Right-handed Enrique Ponce participated in the bullfighting festival held on May 2 in Las Ventas with the effigy of Franco on the buttons of the jacket and vest of the short gray suit he was wearing. The buttons were an imitation of the silver coins of 5, 25 and 50 pesetas from the time of the dictatorship, and on them you could see the portrait of the former head of state and the legend “Francisco Franco, caudillo de España por la gracia de God”.

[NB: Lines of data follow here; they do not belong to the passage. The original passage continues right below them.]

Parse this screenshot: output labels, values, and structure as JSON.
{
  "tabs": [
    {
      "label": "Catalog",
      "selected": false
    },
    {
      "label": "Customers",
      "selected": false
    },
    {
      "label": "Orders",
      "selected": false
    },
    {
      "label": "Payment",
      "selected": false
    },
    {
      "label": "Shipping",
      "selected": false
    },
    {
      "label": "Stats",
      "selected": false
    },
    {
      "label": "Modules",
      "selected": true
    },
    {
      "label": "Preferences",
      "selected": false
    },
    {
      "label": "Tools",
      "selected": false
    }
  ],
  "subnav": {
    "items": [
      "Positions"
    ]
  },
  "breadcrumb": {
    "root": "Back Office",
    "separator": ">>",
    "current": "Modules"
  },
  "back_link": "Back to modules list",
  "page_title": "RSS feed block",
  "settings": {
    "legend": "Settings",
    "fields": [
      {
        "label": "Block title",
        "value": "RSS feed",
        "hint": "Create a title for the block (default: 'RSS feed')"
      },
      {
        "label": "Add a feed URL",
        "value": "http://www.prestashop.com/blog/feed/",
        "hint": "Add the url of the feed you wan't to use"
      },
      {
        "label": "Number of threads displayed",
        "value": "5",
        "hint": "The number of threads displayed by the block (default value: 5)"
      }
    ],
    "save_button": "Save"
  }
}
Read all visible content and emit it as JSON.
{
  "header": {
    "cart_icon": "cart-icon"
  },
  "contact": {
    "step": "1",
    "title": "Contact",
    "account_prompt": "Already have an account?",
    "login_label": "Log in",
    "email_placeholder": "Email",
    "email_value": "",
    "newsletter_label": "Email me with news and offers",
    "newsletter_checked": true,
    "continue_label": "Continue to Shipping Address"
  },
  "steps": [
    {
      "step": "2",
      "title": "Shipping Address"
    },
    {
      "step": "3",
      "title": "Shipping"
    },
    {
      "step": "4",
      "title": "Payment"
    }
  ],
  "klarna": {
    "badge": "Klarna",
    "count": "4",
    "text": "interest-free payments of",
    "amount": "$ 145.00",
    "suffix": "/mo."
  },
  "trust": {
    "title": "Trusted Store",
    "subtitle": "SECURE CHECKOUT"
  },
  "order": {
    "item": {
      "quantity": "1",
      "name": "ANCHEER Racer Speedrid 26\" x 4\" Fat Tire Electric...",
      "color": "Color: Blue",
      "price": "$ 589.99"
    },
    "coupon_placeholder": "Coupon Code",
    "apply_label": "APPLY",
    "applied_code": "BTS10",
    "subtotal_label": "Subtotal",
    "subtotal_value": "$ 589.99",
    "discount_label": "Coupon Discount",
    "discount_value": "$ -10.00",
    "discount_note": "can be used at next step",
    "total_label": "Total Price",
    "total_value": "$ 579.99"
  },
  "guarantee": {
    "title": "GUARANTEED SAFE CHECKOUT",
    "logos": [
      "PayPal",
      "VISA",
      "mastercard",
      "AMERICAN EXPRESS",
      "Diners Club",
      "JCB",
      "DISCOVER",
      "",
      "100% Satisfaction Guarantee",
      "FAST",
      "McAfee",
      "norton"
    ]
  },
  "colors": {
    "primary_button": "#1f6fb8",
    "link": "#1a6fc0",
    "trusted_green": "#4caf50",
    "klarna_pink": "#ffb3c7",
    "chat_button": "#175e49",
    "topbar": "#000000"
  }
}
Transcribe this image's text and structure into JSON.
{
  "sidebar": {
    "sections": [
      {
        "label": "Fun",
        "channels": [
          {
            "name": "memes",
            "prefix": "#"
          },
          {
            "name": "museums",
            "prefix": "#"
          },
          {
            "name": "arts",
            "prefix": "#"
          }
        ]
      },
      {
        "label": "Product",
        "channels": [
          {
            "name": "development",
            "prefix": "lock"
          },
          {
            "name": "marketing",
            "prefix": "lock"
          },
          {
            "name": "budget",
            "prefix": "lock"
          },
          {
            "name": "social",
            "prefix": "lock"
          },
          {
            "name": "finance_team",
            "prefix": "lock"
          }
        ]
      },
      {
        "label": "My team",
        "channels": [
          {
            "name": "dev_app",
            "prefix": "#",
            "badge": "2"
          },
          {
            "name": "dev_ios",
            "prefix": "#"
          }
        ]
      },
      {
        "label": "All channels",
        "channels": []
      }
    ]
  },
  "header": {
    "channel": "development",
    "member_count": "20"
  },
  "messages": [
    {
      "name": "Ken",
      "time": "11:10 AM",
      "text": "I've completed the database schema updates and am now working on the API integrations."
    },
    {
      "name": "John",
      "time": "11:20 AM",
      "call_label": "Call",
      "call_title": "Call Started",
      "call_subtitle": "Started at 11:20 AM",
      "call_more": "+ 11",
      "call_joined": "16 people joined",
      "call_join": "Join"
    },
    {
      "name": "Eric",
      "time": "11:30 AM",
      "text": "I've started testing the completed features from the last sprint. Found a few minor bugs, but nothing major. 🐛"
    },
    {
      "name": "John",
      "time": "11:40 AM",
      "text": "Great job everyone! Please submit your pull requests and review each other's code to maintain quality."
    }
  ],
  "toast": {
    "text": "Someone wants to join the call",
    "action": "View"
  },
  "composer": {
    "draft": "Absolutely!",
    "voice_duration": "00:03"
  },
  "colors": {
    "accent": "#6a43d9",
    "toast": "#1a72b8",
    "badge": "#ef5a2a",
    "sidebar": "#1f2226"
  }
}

The right-hander has been surprised by the commotion produced; In statements to this newspaper, he discards any political connotation, and affirms that in all his short suits he uses coins instead of buttons. “I did not live the Franco era, and I have nothing to do with that stage,” says Ponce. “I like to use old coins in my costumes and I have them from Isabel II, Alfonso XIII, the emeritus king, the current Monarch and also from Franco,” he adds.
“The jacket that I wore on Sunday in Las Ventas I made it 15 years ago, and I have worn it on different occasions,” continues the bullfighter, who adds that he was not aware of the repercussion it could have in the current political circumstances. The bullfighter insists that he has not tried to create any controversy: “I have nothing to do with the Franco regime, so I made that jacket not for Franco, but for the currency itself.”
They were silver coins of five, 25 and 50 pesetas with the legend “Francisco Franco, leader of Spain by the grace of God”
Ponce completed the suit with black and gray striped trousers (calzona), a white shirt, boots and a Cordovan hat, as is customary in the clothing of bullfighters when they participate in a festival, in the temptations or in other tasks in the campo bravo. .
The so-called country suit is usually made in different colors, with a predominance of gray and brown to better withstand dirt and dust; the jackets and vests are usually of various shades (his fellow poster wore them in blue, black, red and dark green velvet), and are accompanied by traditional buttons or silver with the initials of the bullfighters, as used by the right-hander Miguel Ángel Perera, or the iron from his livestock, which El Juli carried as a breeder of wild cattle.
Enrique Ponce, born on December 8, 1971 in the Valencian town of Chiva, was about to turn four years old when Francisco Franco died on November 20, 1975, and no statements are known in which he has shown longing for the dictatorship. Ponce was also a child when they stopped minting the coins that adorned his short suit by way of imitation. Those of 5, 25 and 50 pesetas were manufactured between 1958 and 1975 in cupronickel; On the obverse there was a portrait of Franco, the legend of the dictator and the year of issue, and on the reverse, his face value and the coat of arms on the so-called eagle of San Juan.
Ponce took the alternative on March 16, 1990 in Valencia, and is still active. First figure of bullfighting on his own merits and a dazzling career in the main fairs of Spain, France and America, he does not seem willing to hang up the suit of lights despite his maturity.